BURD: I think to myself, “You’re on the right path. That’s awesome!” But in my heart, I’ve always felt like Larry David. I watched Curb Your Enthusiasm and was like, “I love this guy.” And then, people would say to me, “You’re kinda like him.” The only reason I went for things, in the first place, is because I believed I could be Larry David. I don’t wanna sound arrogant, but it’s what I’m striving for, so I’m like, “You’re goddamn right!” It’s awesome. There was a phase of my life where I was playing basketball with Kanye West, three times a week, and at that phase in my life, I was like, “You’re doing exactly what you should be doing in life. This is your childhood hero, and you’re playing basketball with him and hanging out with him.” I feel like I’m doing exactly what I should be doing.
What sort of fictionalizations have you done, with this show?
SCHAFFER: We can talk about what the changes are, but I think the most amazing thing about this show is the changes that weren’t made. When you watch this show, episode by episode, you’re gonna see things where you’re like, “I can’t believe he’s really sharing that.” The most amazing thing is the actual truth that you’re seeing in the show. There’s nothing braver than that vulnerability. One of the coolest things about the show is how actually accurate some of it is.
BURD: There are tons of micro-moments that didn’t happen in this exact same way, at the exact same time, that perfectly fits into a 28-minute episode. GaTa is my real friend. I didn’t invent GaTa. GaTa is not a character that I created. GaTa is GaTa, and I just let him be him and told his story through mine, the way we are together, in real life.
In this show, you have to spend a lot of time explaining who you are to people. Do you find yourself doing that a lot, in real life?
BURD: Oh, yeah. I can’t even tell you how many times, in the beginning of my career, I’d be on stage for soundcheck, holding the mic, and the sound guy would be like, “When is Lil Dicky, the rapper, gonna get here.” And I’d be like, “I’m here. I’m waiting for you.” Because a lot of my ambitions are so unbelievably lofty, they just sound crazy.
SCHAFFER: That’s true. That’s accurate. That’s the show.
BURD: It is crazy, but I don’t know.
SCHAFFER: Imagine that you’re his girlfriend, and she’s like, “I know you think you’re gonna be this huge rapper, but I’ve never heard you rap.” That’s what this season of the show is. Everyone wants to believe him, but it just doesn’t seem likely. It doesn’t seem like all of those crazy things he’s spouting are really gonna happen. That’s the interesting thing about the show.
BURD: It’s hard to be like, “Hey, I’m destined to be this great comedian,” when everything I’ve put out before this has rhymed. I’d never had to make a scene where the dialogue didn’t rhyme. It’s a totally new medium. But FX really trusted me and took a leap of faith, and I think it’s paid off.

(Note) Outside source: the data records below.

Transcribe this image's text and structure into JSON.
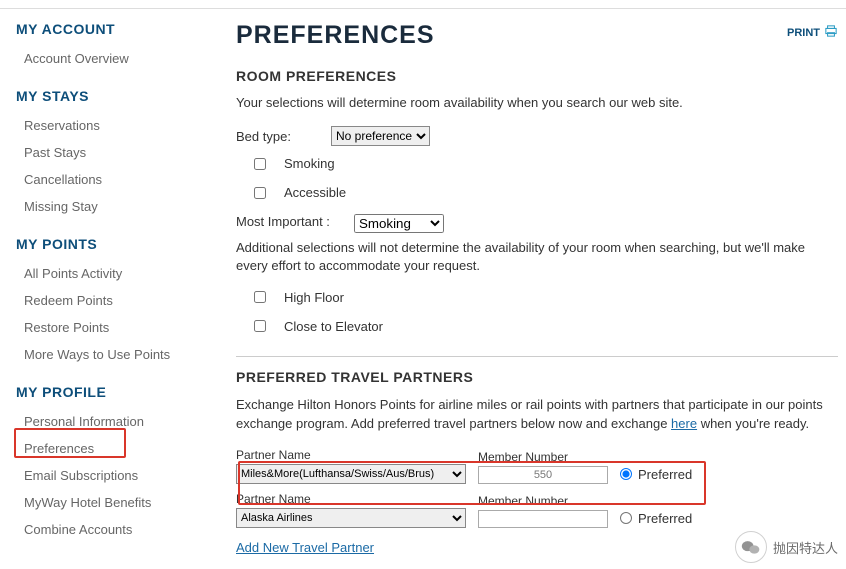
{
  "print_label": "PRINT",
  "sidebar": {
    "sections": [
      {
        "header": "MY ACCOUNT",
        "items": [
          "Account Overview"
        ]
      },
      {
        "header": "MY STAYS",
        "items": [
          "Reservations",
          "Past Stays",
          "Cancellations",
          "Missing Stay"
        ]
      },
      {
        "header": "MY POINTS",
        "items": [
          "All Points Activity",
          "Redeem Points",
          "Restore Points",
          "More Ways to Use Points"
        ]
      },
      {
        "header": "MY PROFILE",
        "items": [
          "Personal Information",
          "Preferences",
          "Email Subscriptions",
          "MyWay Hotel Benefits",
          "Combine Accounts"
        ]
      }
    ]
  },
  "page_title": "PREFERENCES",
  "room_prefs": {
    "heading": "ROOM PREFERENCES",
    "intro": "Your selections will determine room availability when you search our web site.",
    "bed_label": "Bed type:",
    "bed_selected": "No preference",
    "smoking_label": "Smoking",
    "accessible_label": "Accessible",
    "most_important_label": "Most Important :",
    "most_important_selected": "Smoking",
    "additional_note": "Additional selections will not determine the availability of your room when searching, but we'll make every effort to accommodate your request.",
    "high_floor_label": "High Floor",
    "close_elevator_label": "Close to Elevator"
  },
  "partners": {
    "heading": "PREFERRED TRAVEL PARTNERS",
    "desc_prefix": "Exchange Hilton Honors Points for airline miles or rail points with partners that participate in our points exchange program. Add preferred travel partners below now and exchange ",
    "desc_link": "here",
    "desc_suffix": " when you're ready.",
    "col_partner": "Partner Name",
    "col_member": "Member Number",
    "preferred_label": "Preferred",
    "rows": [
      {
        "name": "Miles&More(Lufthansa/Swiss/Aus/Brus)",
        "number": "550",
        "preferred": true
      },
      {
        "name": "Alaska Airlines",
        "number": "",
        "preferred": false
      }
    ],
    "add_link": "Add New Travel Partner"
  },
  "watermark_text": "抛因特达人"
}
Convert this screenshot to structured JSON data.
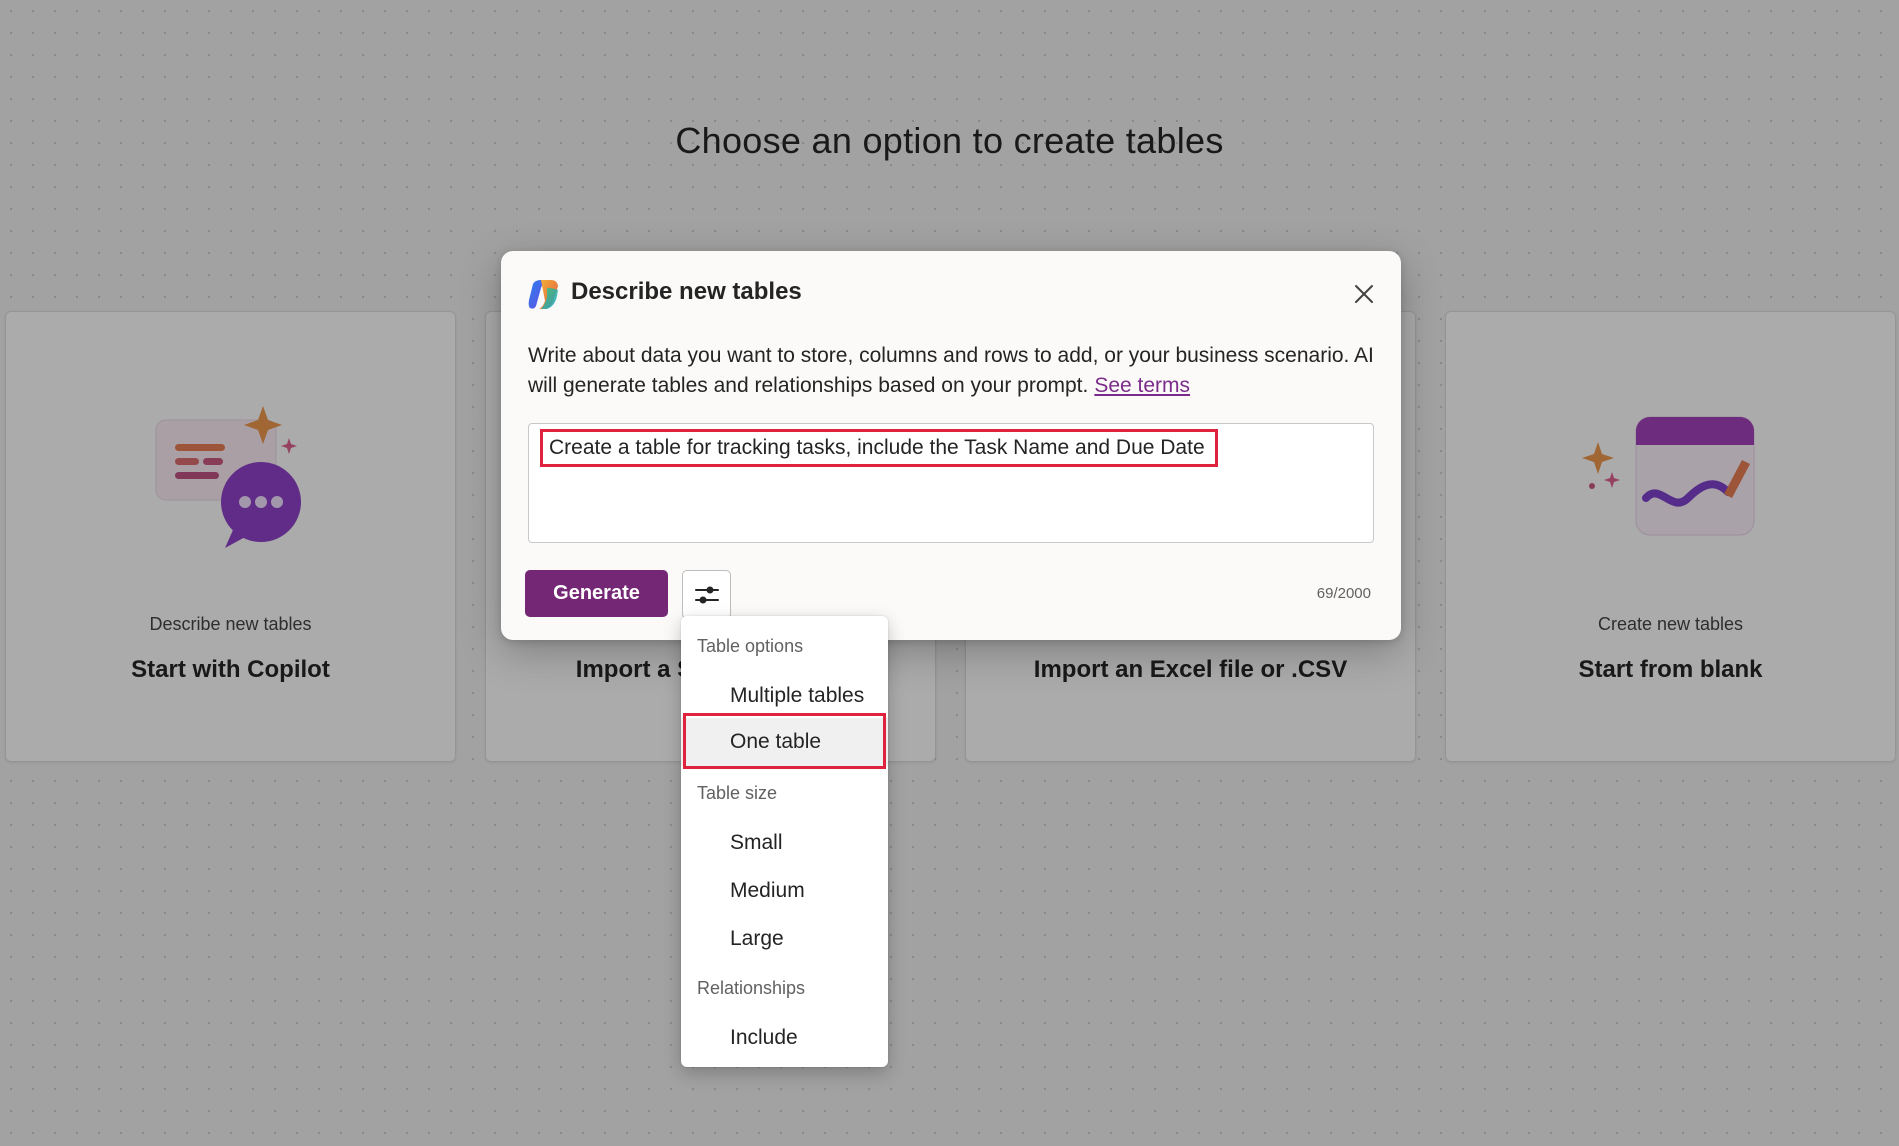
{
  "page": {
    "title": "Choose an option to create tables"
  },
  "cards": [
    {
      "subtitle": "Describe new tables",
      "title": "Start with Copilot",
      "icon": "copilot-chat-illustration"
    },
    {
      "subtitle": "",
      "title": "Import a SharePoint list",
      "icon": "sharepoint-illustration"
    },
    {
      "subtitle": "",
      "title": "Import an Excel file or .CSV",
      "icon": "excel-illustration"
    },
    {
      "subtitle": "Create new tables",
      "title": "Start from blank",
      "icon": "blank-table-illustration"
    }
  ],
  "dialog": {
    "title": "Describe new tables",
    "logo_icon": "copilot-logo-icon",
    "close_icon": "close-icon",
    "description": "Write about data you want to store, columns and rows to add, or your business scenario. AI will generate tables and relationships based on your prompt.",
    "terms_link": "See terms",
    "prompt_value": "Create a table for tracking tasks, include the Task Name and Due Date",
    "generate_label": "Generate",
    "options_icon": "sliders-icon",
    "char_count": "69/2000"
  },
  "menu": {
    "table_options_header": "Table options",
    "table_options": [
      "Multiple tables",
      "One table"
    ],
    "selected_option": "One table",
    "table_size_header": "Table size",
    "table_sizes": [
      "Small",
      "Medium",
      "Large"
    ],
    "relationships_header": "Relationships",
    "relationships": [
      "Include"
    ]
  },
  "colors": {
    "accent": "#742774",
    "highlight": "#e0233d",
    "link": "#7a2c8a"
  }
}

How much further down the road have you thought about how you’d like to continue telling this story?
BURD: I still have a lot of notes and a lot of things that we didn’t get to in Season 1.
SCHAFFER: When we were talking about the show, Dave has this book of stories that I went through and said, “That’s not Season 1. That’s Season 2 or 3. Maybe that’s the end of Season 1.”
BURD: I couldn’t play basketball with Kanye in Season 1. You’ve gotta grow towards that.
SCHAFFER: His life is way ahead of the show. The show is gonna catch up to his life. So, in that sense, we did a big divvying up into different bucket. As the show catches up to Dave’s real life, there are so many stories that we wouldn’t ever have done this season because he wasn’t at the appropriate level of fame.
Dave airs on Wednesday nights on FXX, and is available to stream at FX on Hulu.